### Exercise objective
Without including any images, repeat the data exactly.

### Available data
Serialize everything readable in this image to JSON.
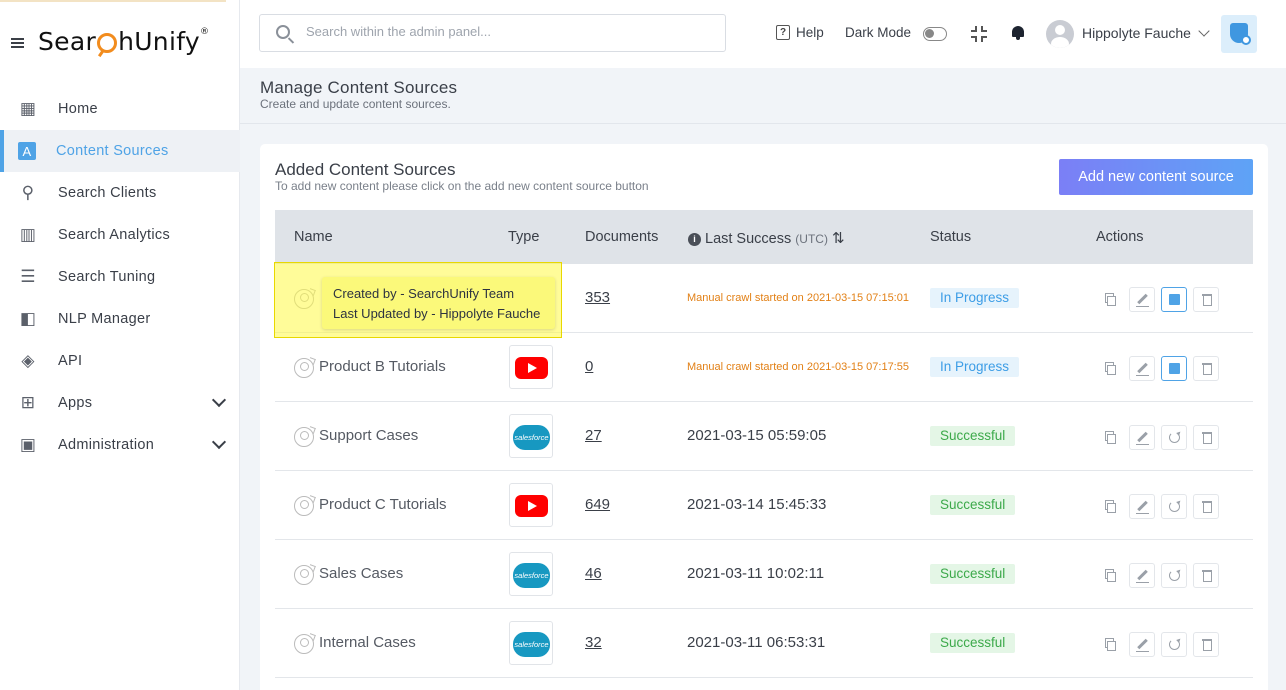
{
  "app": {
    "logo_text_a": "Sear",
    "logo_text_b": "hUnify",
    "logo_reg": "®"
  },
  "sidebar": {
    "items": [
      {
        "label": "Home",
        "icon": "grid-icon"
      },
      {
        "label": "Content Sources",
        "icon": "letter-a-icon",
        "active": true
      },
      {
        "label": "Search Clients",
        "icon": "magnifier-icon"
      },
      {
        "label": "Search Analytics",
        "icon": "bar-chart-icon"
      },
      {
        "label": "Search Tuning",
        "icon": "sliders-icon"
      },
      {
        "label": "NLP Manager",
        "icon": "nlp-icon"
      },
      {
        "label": "API",
        "icon": "code-icon"
      },
      {
        "label": "Apps",
        "icon": "plus-box-icon",
        "expandable": true
      },
      {
        "label": "Administration",
        "icon": "badge-icon",
        "expandable": true
      }
    ]
  },
  "header": {
    "search_placeholder": "Search within the admin panel...",
    "help_label": "Help",
    "help_icon_glyph": "?",
    "dark_mode_label": "Dark Mode",
    "dark_mode_on": false,
    "user_name": "Hippolyte Fauche"
  },
  "page": {
    "title": "Manage Content Sources",
    "subtitle": "Create and update content sources."
  },
  "card": {
    "title": "Added Content Sources",
    "subtitle": "To add new content please click on the add new content source button",
    "add_button_label": "Add new content source",
    "columns": {
      "name": "Name",
      "type": "Type",
      "documents": "Documents",
      "last_success": "Last Success",
      "last_success_unit": "(UTC)",
      "status": "Status",
      "actions": "Actions"
    },
    "rows": [
      {
        "name": "",
        "type": "",
        "documents": "353",
        "last_success": "Manual crawl started on 2021-03-15 07:15:01",
        "in_progress": true,
        "status": "In Progress"
      },
      {
        "name": "Product B Tutorials",
        "type": "youtube",
        "documents": "0",
        "last_success": "Manual crawl started on 2021-03-15 07:17:55",
        "in_progress": true,
        "status": "In Progress"
      },
      {
        "name": "Support Cases",
        "type": "salesforce",
        "documents": "27",
        "last_success": "2021-03-15 05:59:05",
        "in_progress": false,
        "status": "Successful"
      },
      {
        "name": "Product C Tutorials",
        "type": "youtube",
        "documents": "649",
        "last_success": "2021-03-14 15:45:33",
        "in_progress": false,
        "status": "Successful"
      },
      {
        "name": "Sales Cases",
        "type": "salesforce",
        "documents": "46",
        "last_success": "2021-03-11 10:02:11",
        "in_progress": false,
        "status": "Successful"
      },
      {
        "name": "Internal Cases",
        "type": "salesforce",
        "documents": "32",
        "last_success": "2021-03-11 06:53:31",
        "in_progress": false,
        "status": "Successful"
      }
    ]
  },
  "tooltip": {
    "created_by": "Created by - SearchUnify Team",
    "updated_by": "Last Updated by - Hippolyte Fauche"
  },
  "logos": {
    "salesforce_text": "salesforce"
  },
  "colors": {
    "accent": "#4fa3e6",
    "in_progress": "#3c9de6",
    "success": "#3ca94a",
    "crawl_msg": "#e28016",
    "highlight": "#fbf97a"
  }
}
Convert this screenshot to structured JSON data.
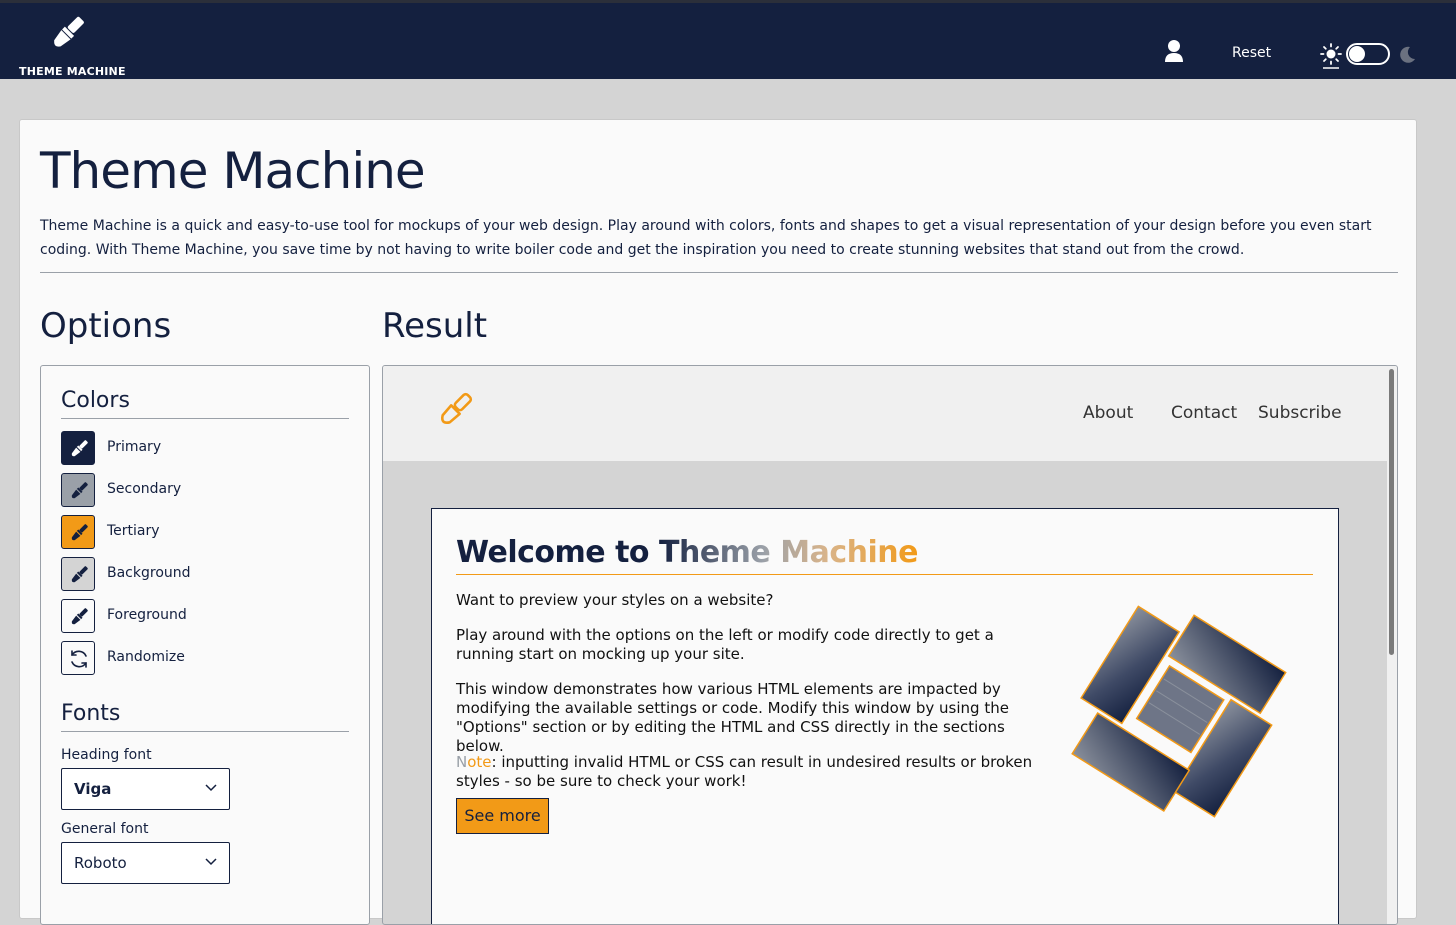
{
  "navbar": {
    "brand": "THEME MACHINE",
    "brand_icon": "paintbrush-icon",
    "user_icon": "user-icon",
    "reset_label": "Reset",
    "theme_toggle": {
      "light_icon": "sun-icon",
      "dark_icon": "moon-icon",
      "mode": "light"
    }
  },
  "page": {
    "title": "Theme Machine",
    "intro": "Theme Machine is a quick and easy-to-use tool for mockups of your web design. Play around with colors, fonts and shapes to get a visual representation of your design before you even start coding. With Theme Machine, you save time by not having to write boiler code and get the inspiration you need to create stunning websites that stand out from the crowd."
  },
  "options": {
    "heading": "Options",
    "colors_title": "Colors",
    "colors": [
      {
        "label": "Primary",
        "color": "#14203f",
        "icon": "brush-icon"
      },
      {
        "label": "Secondary",
        "color": "#9aa0a8",
        "icon": "brush-icon"
      },
      {
        "label": "Tertiary",
        "color": "#f29a17",
        "icon": "brush-icon"
      },
      {
        "label": "Background",
        "color": "#d4d4d4",
        "icon": "brush-icon"
      },
      {
        "label": "Foreground",
        "color": "#fafafa",
        "icon": "brush-icon"
      },
      {
        "label": "Randomize",
        "icon": "refresh-icon"
      }
    ],
    "fonts_title": "Fonts",
    "heading_font_label": "Heading font",
    "heading_font": "Viga",
    "general_font_label": "General font",
    "general_font": "Roboto"
  },
  "result": {
    "heading": "Result",
    "nav_links": [
      "About",
      "Contact",
      "Subscribe"
    ],
    "welcome_a": "Welcome to ",
    "welcome_b": "Theme Machine",
    "p1": "Want to preview your styles on a website?",
    "p2": "Play around with the options on the left or modify code directly to get a running start on mocking up your site.",
    "p3": "This window demonstrates how various HTML elements are impacted by modifying the available settings or code. Modify this window by using the \"Options\" section or by editing the HTML and CSS directly in the sections below.",
    "note_a": "N",
    "note_b": "ote",
    "note_rest": ": inputting invalid HTML or CSS can result in undesired results or broken styles - so be sure to check your work!",
    "button": "See more"
  },
  "colors": {
    "primary": "#14203f",
    "secondary": "#9aa0a8",
    "tertiary": "#f29a17",
    "background": "#d4d4d4",
    "foreground": "#fafafa"
  }
}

### Task response
Serialize everything readable in this image to JSON.
{
  "app": {
    "logo_text_a": "Sear",
    "logo_text_b": "hUnify",
    "logo_reg": "®"
  },
  "sidebar": {
    "items": [
      {
        "label": "Home",
        "icon": "grid-icon"
      },
      {
        "label": "Content Sources",
        "icon": "letter-a-icon",
        "active": true
      },
      {
        "label": "Search Clients",
        "icon": "magnifier-icon"
      },
      {
        "label": "Search Analytics",
        "icon": "bar-chart-icon"
      },
      {
        "label": "Search Tuning",
        "icon": "sliders-icon"
      },
      {
        "label": "NLP Manager",
        "icon": "nlp-icon"
      },
      {
        "label": "API",
        "icon": "code-icon"
      },
      {
        "label": "Apps",
        "icon": "plus-box-icon",
        "expandable": true
      },
      {
        "label": "Administration",
        "icon": "badge-icon",
        "expandable": true
      }
    ]
  },
  "header": {
    "search_placeholder": "Search within the admin panel...",
    "help_label": "Help",
    "help_icon_glyph": "?",
    "dark_mode_label": "Dark Mode",
    "dark_mode_on": false,
    "user_name": "Hippolyte Fauche"
  },
  "page": {
    "title": "Manage Content Sources",
    "subtitle": "Create and update content sources."
  },
  "card": {
    "title": "Added Content Sources",
    "subtitle": "To add new content please click on the add new content source button",
    "add_button_label": "Add new content source",
    "columns": {
      "name": "Name",
      "type": "Type",
      "documents": "Documents",
      "last_success": "Last Success",
      "last_success_unit": "(UTC)",
      "status": "Status",
      "actions": "Actions"
    },
    "rows": [
      {
        "name": "",
        "type": "",
        "documents": "353",
        "last_success": "Manual crawl started on 2021-03-15 07:15:01",
        "in_progress": true,
        "status": "In Progress"
      },
      {
        "name": "Product B Tutorials",
        "type": "youtube",
        "documents": "0",
        "last_success": "Manual crawl started on 2021-03-15 07:17:55",
        "in_progress": true,
        "status": "In Progress"
      },
      {
        "name": "Support Cases",
        "type": "salesforce",
        "documents": "27",
        "last_success": "2021-03-15 05:59:05",
        "in_progress": false,
        "status": "Successful"
      },
      {
        "name": "Product C Tutorials",
        "type": "youtube",
        "documents": "649",
        "last_success": "2021-03-14 15:45:33",
        "in_progress": false,
        "status": "Successful"
      },
      {
        "name": "Sales Cases",
        "type": "salesforce",
        "documents": "46",
        "last_success": "2021-03-11 10:02:11",
        "in_progress": false,
        "status": "Successful"
      },
      {
        "name": "Internal Cases",
        "type": "salesforce",
        "documents": "32",
        "last_success": "2021-03-11 06:53:31",
        "in_progress": false,
        "status": "Successful"
      }
    ]
  },
  "tooltip": {
    "created_by": "Created by - SearchUnify Team",
    "updated_by": "Last Updated by - Hippolyte Fauche"
  },
  "logos": {
    "salesforce_text": "salesforce"
  },
  "colors": {
    "accent": "#4fa3e6",
    "in_progress": "#3c9de6",
    "success": "#3ca94a",
    "crawl_msg": "#e28016",
    "highlight": "#fbf97a"
  }
}
Convert this screenshot to structured JSON data.
{
  "navbar": {
    "brand": "THEME MACHINE",
    "brand_icon": "paintbrush-icon",
    "user_icon": "user-icon",
    "reset_label": "Reset",
    "theme_toggle": {
      "light_icon": "sun-icon",
      "dark_icon": "moon-icon",
      "mode": "light"
    }
  },
  "page": {
    "title": "Theme Machine",
    "intro": "Theme Machine is a quick and easy-to-use tool for mockups of your web design. Play around with colors, fonts and shapes to get a visual representation of your design before you even start coding. With Theme Machine, you save time by not having to write boiler code and get the inspiration you need to create stunning websites that stand out from the crowd."
  },
  "options": {
    "heading": "Options",
    "colors_title": "Colors",
    "colors": [
      {
        "label": "Primary",
        "color": "#14203f",
        "icon": "brush-icon"
      },
      {
        "label": "Secondary",
        "color": "#9aa0a8",
        "icon": "brush-icon"
      },
      {
        "label": "Tertiary",
        "color": "#f29a17",
        "icon": "brush-icon"
      },
      {
        "label": "Background",
        "color": "#d4d4d4",
        "icon": "brush-icon"
      },
      {
        "label": "Foreground",
        "color": "#fafafa",
        "icon": "brush-icon"
      },
      {
        "label": "Randomize",
        "icon": "refresh-icon"
      }
    ],
    "fonts_title": "Fonts",
    "heading_font_label": "Heading font",
    "heading_font": "Viga",
    "general_font_label": "General font",
    "general_font": "Roboto"
  },
  "result": {
    "heading": "Result",
    "nav_links": [
      "About",
      "Contact",
      "Subscribe"
    ],
    "welcome_a": "Welcome to ",
    "welcome_b": "Theme Machine",
    "p1": "Want to preview your styles on a website?",
    "p2": "Play around with the options on the left or modify code directly to get a running start on mocking up your site.",
    "p3": "This window demonstrates how various HTML elements are impacted by modifying the available settings or code. Modify this window by using the \"Options\" section or by editing the HTML and CSS directly in the sections below.",
    "note_a": "N",
    "note_b": "ote",
    "note_rest": ": inputting invalid HTML or CSS can result in undesired results or broken styles - so be sure to check your work!",
    "button": "See more"
  },
  "colors": {
    "primary": "#14203f",
    "secondary": "#9aa0a8",
    "tertiary": "#f29a17",
    "background": "#d4d4d4",
    "foreground": "#fafafa"
  }
}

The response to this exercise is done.